TASK DESCRIPTION ::
Copy each line in the data that includes the word "content".

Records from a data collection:
● ● ● ● ●
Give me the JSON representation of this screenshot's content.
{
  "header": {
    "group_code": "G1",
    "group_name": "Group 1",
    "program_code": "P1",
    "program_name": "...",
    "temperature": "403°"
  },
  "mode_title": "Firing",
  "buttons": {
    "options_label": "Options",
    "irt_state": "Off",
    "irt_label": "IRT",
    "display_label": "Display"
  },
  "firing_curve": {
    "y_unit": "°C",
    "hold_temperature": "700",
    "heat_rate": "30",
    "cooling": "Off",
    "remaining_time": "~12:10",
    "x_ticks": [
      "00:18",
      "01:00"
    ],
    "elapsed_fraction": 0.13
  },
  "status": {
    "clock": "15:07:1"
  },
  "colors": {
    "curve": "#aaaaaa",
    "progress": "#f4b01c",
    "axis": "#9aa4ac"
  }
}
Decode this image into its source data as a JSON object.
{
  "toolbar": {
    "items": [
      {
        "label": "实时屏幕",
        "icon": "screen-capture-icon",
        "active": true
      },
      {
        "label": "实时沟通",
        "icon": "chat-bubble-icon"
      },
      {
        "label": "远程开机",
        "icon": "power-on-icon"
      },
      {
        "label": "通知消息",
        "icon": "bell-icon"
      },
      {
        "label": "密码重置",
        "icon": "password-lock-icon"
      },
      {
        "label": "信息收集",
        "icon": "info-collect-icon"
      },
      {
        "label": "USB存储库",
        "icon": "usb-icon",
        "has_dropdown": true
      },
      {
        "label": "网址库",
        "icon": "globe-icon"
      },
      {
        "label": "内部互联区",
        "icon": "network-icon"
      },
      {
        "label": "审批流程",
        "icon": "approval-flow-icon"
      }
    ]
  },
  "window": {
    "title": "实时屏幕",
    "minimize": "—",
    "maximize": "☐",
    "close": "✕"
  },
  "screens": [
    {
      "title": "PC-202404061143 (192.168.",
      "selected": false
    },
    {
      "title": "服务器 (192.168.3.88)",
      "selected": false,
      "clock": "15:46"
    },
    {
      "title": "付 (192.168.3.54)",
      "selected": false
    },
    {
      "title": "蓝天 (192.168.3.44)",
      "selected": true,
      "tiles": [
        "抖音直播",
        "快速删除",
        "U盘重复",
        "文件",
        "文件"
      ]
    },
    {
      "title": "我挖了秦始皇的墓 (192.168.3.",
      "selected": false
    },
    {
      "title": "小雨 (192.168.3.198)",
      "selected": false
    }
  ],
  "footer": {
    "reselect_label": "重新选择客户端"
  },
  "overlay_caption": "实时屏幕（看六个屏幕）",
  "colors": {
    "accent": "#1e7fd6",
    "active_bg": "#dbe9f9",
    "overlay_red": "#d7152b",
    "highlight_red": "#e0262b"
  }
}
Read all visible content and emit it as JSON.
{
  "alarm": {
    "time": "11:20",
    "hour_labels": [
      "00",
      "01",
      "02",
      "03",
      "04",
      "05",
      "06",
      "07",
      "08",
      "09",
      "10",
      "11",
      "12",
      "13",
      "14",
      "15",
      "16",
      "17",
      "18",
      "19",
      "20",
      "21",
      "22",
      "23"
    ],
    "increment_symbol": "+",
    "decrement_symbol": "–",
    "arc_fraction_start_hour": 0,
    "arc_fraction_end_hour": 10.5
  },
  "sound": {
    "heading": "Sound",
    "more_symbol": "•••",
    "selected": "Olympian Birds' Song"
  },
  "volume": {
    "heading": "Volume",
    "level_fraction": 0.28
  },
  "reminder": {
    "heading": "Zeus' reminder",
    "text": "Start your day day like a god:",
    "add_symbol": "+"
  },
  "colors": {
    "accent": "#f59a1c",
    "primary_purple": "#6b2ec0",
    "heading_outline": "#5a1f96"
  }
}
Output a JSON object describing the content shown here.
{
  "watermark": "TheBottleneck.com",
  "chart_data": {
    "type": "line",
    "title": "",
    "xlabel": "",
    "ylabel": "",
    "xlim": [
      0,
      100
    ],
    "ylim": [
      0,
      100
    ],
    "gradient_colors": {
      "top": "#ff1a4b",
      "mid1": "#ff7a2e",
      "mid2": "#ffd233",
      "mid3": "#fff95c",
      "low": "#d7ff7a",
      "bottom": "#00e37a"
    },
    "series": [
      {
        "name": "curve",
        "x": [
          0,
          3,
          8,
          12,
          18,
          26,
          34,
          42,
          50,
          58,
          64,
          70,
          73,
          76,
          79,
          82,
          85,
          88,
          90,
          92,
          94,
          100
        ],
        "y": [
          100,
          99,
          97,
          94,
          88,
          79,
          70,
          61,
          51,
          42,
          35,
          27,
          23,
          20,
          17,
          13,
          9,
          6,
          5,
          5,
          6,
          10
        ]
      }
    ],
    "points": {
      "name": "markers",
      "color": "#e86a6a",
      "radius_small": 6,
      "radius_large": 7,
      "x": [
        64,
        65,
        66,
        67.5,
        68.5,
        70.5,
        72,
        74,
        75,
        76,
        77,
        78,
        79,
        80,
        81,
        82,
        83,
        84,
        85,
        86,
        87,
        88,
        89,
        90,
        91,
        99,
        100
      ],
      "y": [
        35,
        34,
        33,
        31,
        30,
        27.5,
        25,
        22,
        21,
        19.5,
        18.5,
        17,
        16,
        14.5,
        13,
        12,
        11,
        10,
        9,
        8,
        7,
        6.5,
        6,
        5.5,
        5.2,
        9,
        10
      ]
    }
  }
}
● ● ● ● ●
TASK ANSWER ::
Give me the JSON representation of this screenshot's content.
Read all visible content and emit it as JSON.
Output a JSON object describing the content shown here.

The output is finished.